■ **INSTRUCTIONS FOR THE TASK**
Copy each line below in which the string "JSON" occurs.

Web page and app entries:
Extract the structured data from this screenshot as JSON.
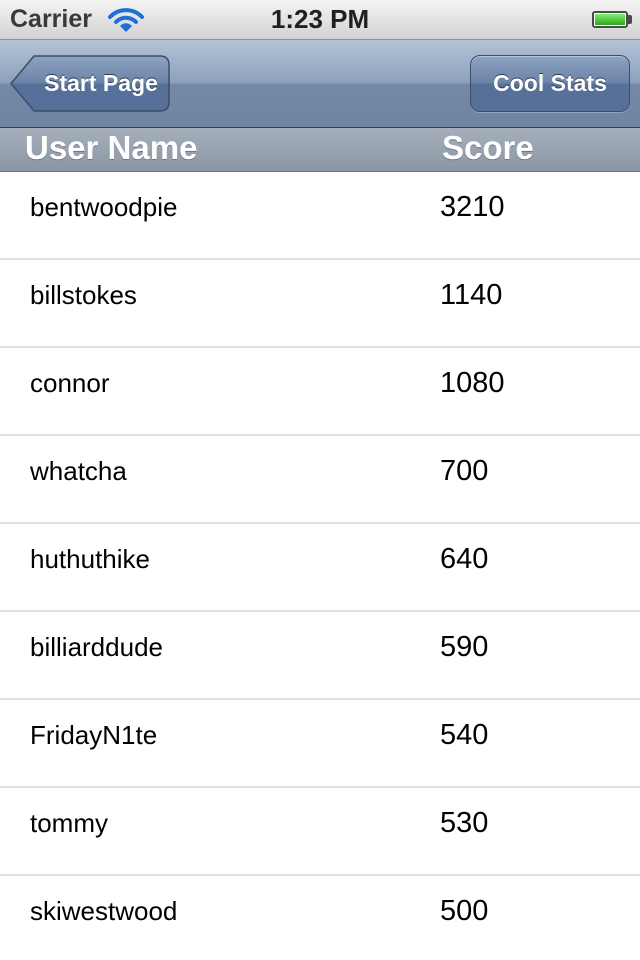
{
  "status_bar": {
    "carrier": "Carrier",
    "time": "1:23 PM",
    "battery_level": 1.0
  },
  "nav_bar": {
    "back_label": "Start Page",
    "right_label": "Cool Stats"
  },
  "column_headers": {
    "user_name": "User Name",
    "score": "Score"
  },
  "rows": [
    {
      "name": "bentwoodpie",
      "score": "3210"
    },
    {
      "name": "billstokes",
      "score": "1140"
    },
    {
      "name": "connor",
      "score": "1080"
    },
    {
      "name": "whatcha",
      "score": "700"
    },
    {
      "name": "huthuthike",
      "score": "640"
    },
    {
      "name": "billiarddude",
      "score": "590"
    },
    {
      "name": "FridayN1te",
      "score": "540"
    },
    {
      "name": "tommy",
      "score": "530"
    },
    {
      "name": "skiwestwood",
      "score": "500"
    }
  ],
  "colors": {
    "nav_bar": "#8ea2bd",
    "header_bar": "#97a2b0",
    "battery_fill": "#2ea51e",
    "wifi": "#1f6fd6"
  },
  "icons": {
    "wifi": "wifi-icon",
    "battery": "battery-icon",
    "back_chevron": "back-arrow-icon"
  }
}
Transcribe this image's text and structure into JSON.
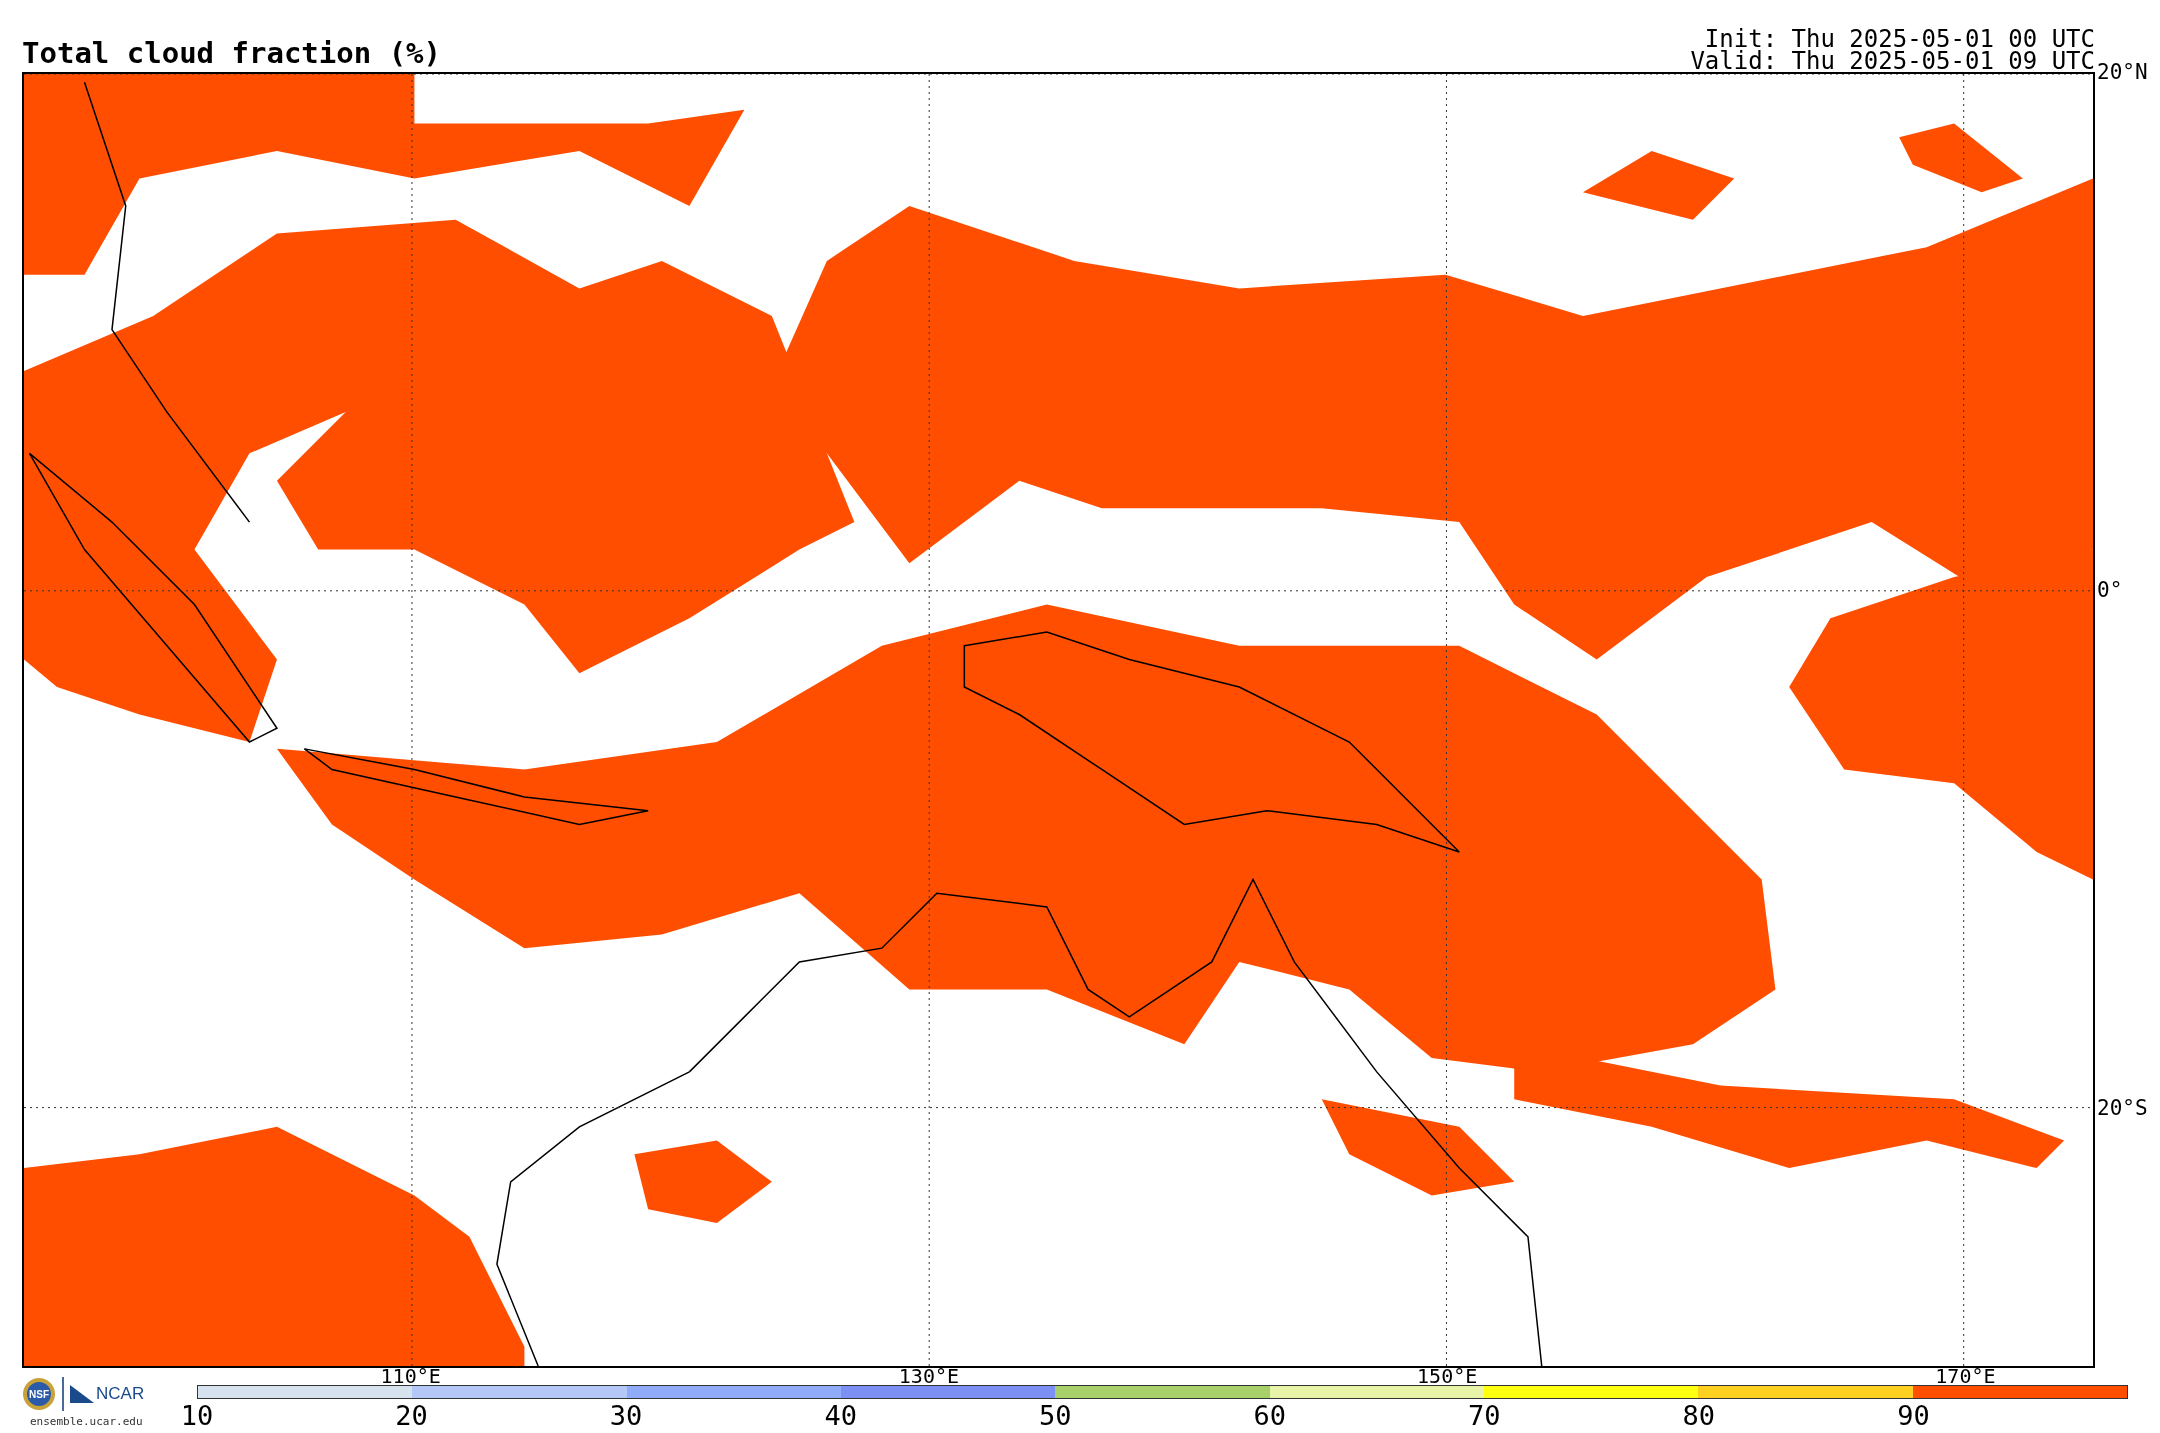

■ **SOLUTION TO THIS TASK**
Extract the structured data from this screenshot as JSON.
Transcribe this image's text and structure into JSON.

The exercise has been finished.